#5 – Treat them nicely
No matter how unreasonable or harsh they are, getting emotional with the IRS people is hardly ever to your advantage. They’re used to it and are likely to respond in kind, by making it even harder on you. Nobody likes to be abused. Remember – you catch more flies with honey than with vinegar. Some people claim that “PITA” (pain in the …) tactics work well, but I personally wouldn’t use them. Warning: don’t go too far – offering any kind of favors to your auditor may trigger an instant criminal investigation.
#6 – Never lie
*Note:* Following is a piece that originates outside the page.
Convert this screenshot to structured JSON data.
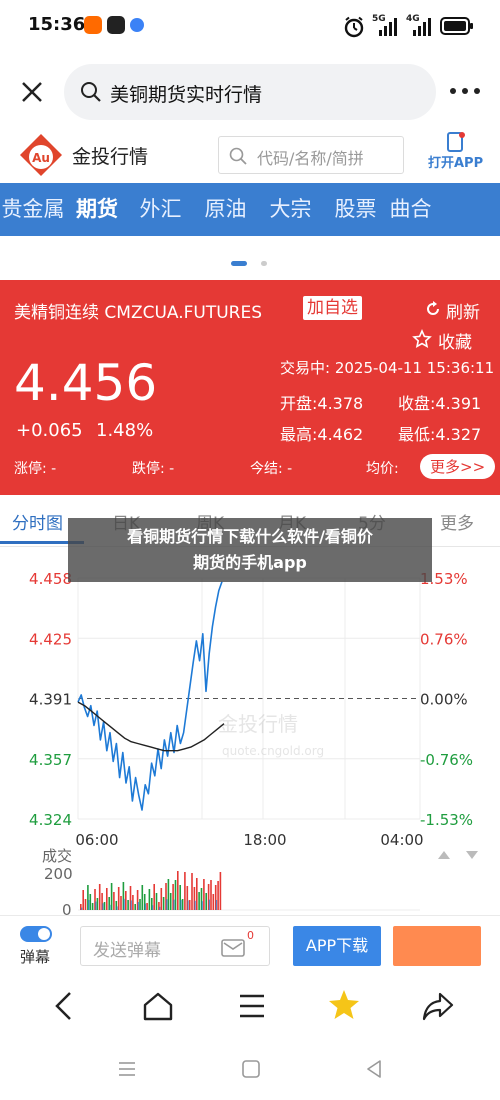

Take this advice seriously. You give your answers under penalty of perjury. Lying to an auditor is a crime and technically can be prosecuted if discovered. Not answering a question is not a crime and, in fact, is protected by the Bill of Rights. Politicians and celebrities are skilled at playing this game. The best response to a question that you don’t want to answer is that you’re not prepared and need to check your records or speak with your accountant. If you appear cooperative and sincere, your chances of winning the game are greatly improved.
#7 – Do not volunteer information
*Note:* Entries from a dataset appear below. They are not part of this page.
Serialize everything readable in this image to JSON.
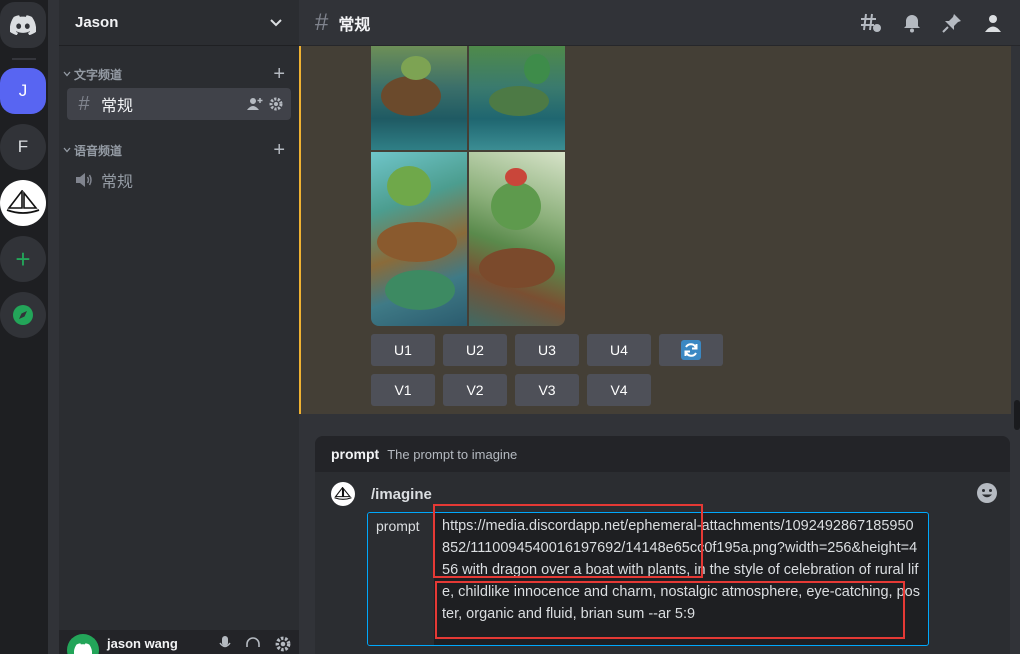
{
  "server_rail": {
    "servers": [
      {
        "name": "discord-home",
        "label": ""
      },
      {
        "name": "server-j",
        "label": "J"
      },
      {
        "name": "server-f",
        "label": "F"
      },
      {
        "name": "server-midjourney",
        "label": ""
      },
      {
        "name": "add-server",
        "label": "+"
      },
      {
        "name": "explore",
        "label": ""
      }
    ]
  },
  "sidebar": {
    "guild_name": "Jason",
    "categories": [
      {
        "label": "文字频道",
        "channels": [
          {
            "label": "常规",
            "type": "text",
            "active": true
          }
        ]
      },
      {
        "label": "语音频道",
        "channels": [
          {
            "label": "常规",
            "type": "voice",
            "active": false
          }
        ]
      }
    ],
    "user": {
      "name": "jason wang"
    }
  },
  "header": {
    "channel_name": "常规"
  },
  "message": {
    "buttons_row1": [
      "U1",
      "U2",
      "U3",
      "U4"
    ],
    "buttons_row2": [
      "V1",
      "V2",
      "V3",
      "V4"
    ]
  },
  "composer": {
    "option_name": "prompt",
    "option_description": "The prompt to imagine",
    "command": "/imagine",
    "prompt_label": "prompt",
    "prompt_value": "https://media.discordapp.net/ephemeral-attachments/1092492867185950852/1110094540016197692/14148e65cc0f195a.png?width=256&height=456 with dragon over a boat with plants, in the style of celebration of rural life, childlike innocence and charm, nostalgic atmosphere, eye-catching, poster, organic and fluid, brian sum --ar 5:9"
  },
  "colors": {
    "accent_blurple": "#5865f2",
    "focus_blue": "#00a8fc",
    "highlight_red": "#e53935",
    "mention_gold": "#f0b232"
  }
}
Don’t answer questions that are not asked. Just do not. Thousands of people got themselves into unnecessary trouble by foolishly mentioning facts that were not solicited by IRS auditors and would’ve never surfaced otherwise. Tax attorney Frederick W. Daily, in his excellent book Stand Up to the IRS by Nolo Press, suggests five best responses to a question posed by an auditor:
- I don’t recall.
- I’ll have to check on that.
- What specific items do you want to see?
as well as couple real bad ones:
- I guess you caught me, ha, ha!
- I didn’t think you would find that account.
By the way, the latter immediately invites criminal investigation.
#8 – Do not argue with the auditor too hard
Make your point and substantiate it. If the IRS agent wouldn’t agree, move on. Avoid deadlocks. Remember: you can always take the issue to several layers of supervisors, appeal the audit, and/or enlist help of a tax professional.
#9 – Time generally works to your benefit
IRS auditors are frequently overworked and have deadlines. The longer it takes, the more pressure there is on the auditor to close your case. They do forget to follow up on the documents they requested, questions they raised, and problem areas they noticed. If you are real lucky, they may even quietly drop your case altogether, but don’t count on this. Artificially delaying your audit may sometimes work to your advantage, but don’t overdo it.
#10 – Keep perspective
In most cases, the very worst outcome of an IRS audit is to owe money to the government. Even if the amount seems impossibly large, there are ways to deal with the IRS debt. Unlike your landlord or mortgage company who can easily put you on the street for not paying, the IRS has limitations on what they can collect. They recognize the reality of financial hardship, at least to some degree. Owing money to the IRS is no fun, but it is manageable. Some other troubles in life are much worse.